[SEOUL] South Korea said on Friday it would ease some controls on foreign-currency borrowings to prepare for possible market instability in the likelihood of an increase in US interest rates later year.
The government will exclude foreign-currency debt maturing in one year or later from the "macro-prudential levy", and include some non-banking firms on the list of companies subject to the levy, the finance ministry said in a statement.
South Korea introduced the levy in August 2011 to discourage hot money inflows from funds borrowed in advanced countries at nearly zero rates, which investors had then placed in emerging market economies offering higher returns.
Once the US Federal Reserve decides to increase interest rates, funds are expected to flow out of emerging markets. "The volatility in global capital flows is expected to grow significantly in relation to the anticipated US interest rate increase during or after the second half of this year," the ministry said in the statement, which Vice Finance Minister Joo Hyung-hwan read at a scheduled meeting of senior officials.
Mr Joo said after the meeting the changes would be applied sometime in July this year without mentioning details.

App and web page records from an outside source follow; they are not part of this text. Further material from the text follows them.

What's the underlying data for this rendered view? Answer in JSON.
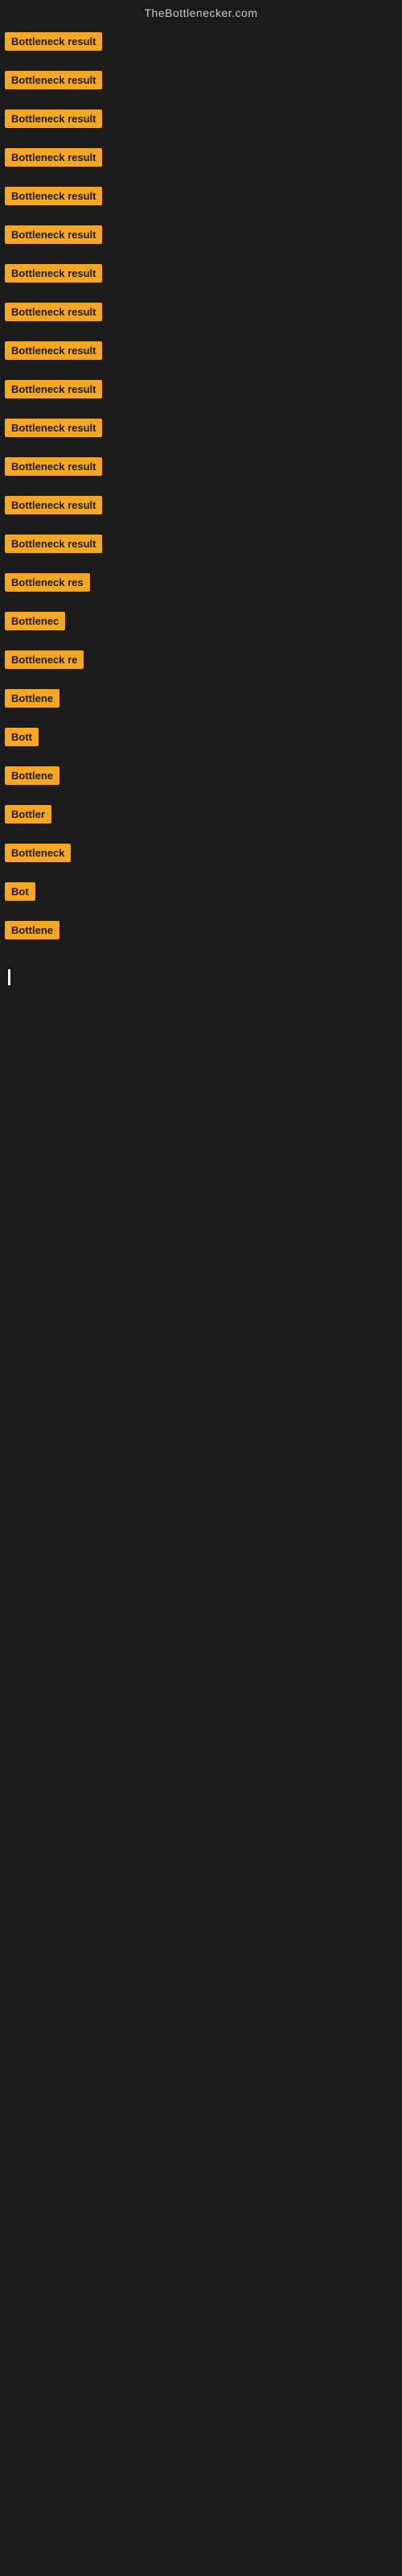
{
  "site": {
    "title": "TheBottlenecker.com"
  },
  "cards": [
    {
      "id": 1,
      "label": "Bottleneck result",
      "width": "full"
    },
    {
      "id": 2,
      "label": "Bottleneck result",
      "width": "full"
    },
    {
      "id": 3,
      "label": "Bottleneck result",
      "width": "full"
    },
    {
      "id": 4,
      "label": "Bottleneck result",
      "width": "full"
    },
    {
      "id": 5,
      "label": "Bottleneck result",
      "width": "full"
    },
    {
      "id": 6,
      "label": "Bottleneck result",
      "width": "full"
    },
    {
      "id": 7,
      "label": "Bottleneck result",
      "width": "full"
    },
    {
      "id": 8,
      "label": "Bottleneck result",
      "width": "full"
    },
    {
      "id": 9,
      "label": "Bottleneck result",
      "width": "full"
    },
    {
      "id": 10,
      "label": "Bottleneck result",
      "width": "full"
    },
    {
      "id": 11,
      "label": "Bottleneck result",
      "width": "full"
    },
    {
      "id": 12,
      "label": "Bottleneck result",
      "width": "full"
    },
    {
      "id": 13,
      "label": "Bottleneck result",
      "width": "full"
    },
    {
      "id": 14,
      "label": "Bottleneck result",
      "width": "full"
    },
    {
      "id": 15,
      "label": "Bottleneck res",
      "width": "partial"
    },
    {
      "id": 16,
      "label": "Bottlenec",
      "width": "short"
    },
    {
      "id": 17,
      "label": "Bottleneck re",
      "width": "partial"
    },
    {
      "id": 18,
      "label": "Bottlene",
      "width": "short"
    },
    {
      "id": 19,
      "label": "Bott",
      "width": "tiny"
    },
    {
      "id": 20,
      "label": "Bottlene",
      "width": "short"
    },
    {
      "id": 21,
      "label": "Bottler",
      "width": "short"
    },
    {
      "id": 22,
      "label": "Bottleneck",
      "width": "medium"
    },
    {
      "id": 23,
      "label": "Bot",
      "width": "tiny"
    },
    {
      "id": 24,
      "label": "Bottlene",
      "width": "short"
    }
  ],
  "colors": {
    "card_bg": "#f5a623",
    "card_text": "#1a1a1a",
    "body_bg": "#1a1a1a",
    "site_title": "#cccccc"
  }
}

The vice finance minister added the government has little reason to drastically retune its macroeconomic policies.
The levy had required banks to pay the central bank 0.2 per cent of their outstanding net foreign-currency debt maturing in less than one year, and a smaller amount for the debt with longer maturities.
While the levy will no longer apply to debt of more than one-year maturity, the government will instead expand the target companies beyond banks to include credit firms, insurance companies and brokerage houses, the ministry said, without giving the implementation date.
A senior finance ministry official told Reuters in early January that the government may also ease the rules on banks trading foreign-currency derivatives, another of the controls imposed to curb hot-money inflows.
These moves underscore the South Korean government's concerns about potential capital flight, which some economists said would persuade the central bank against further cuts in interest rates soon despite falling inflation.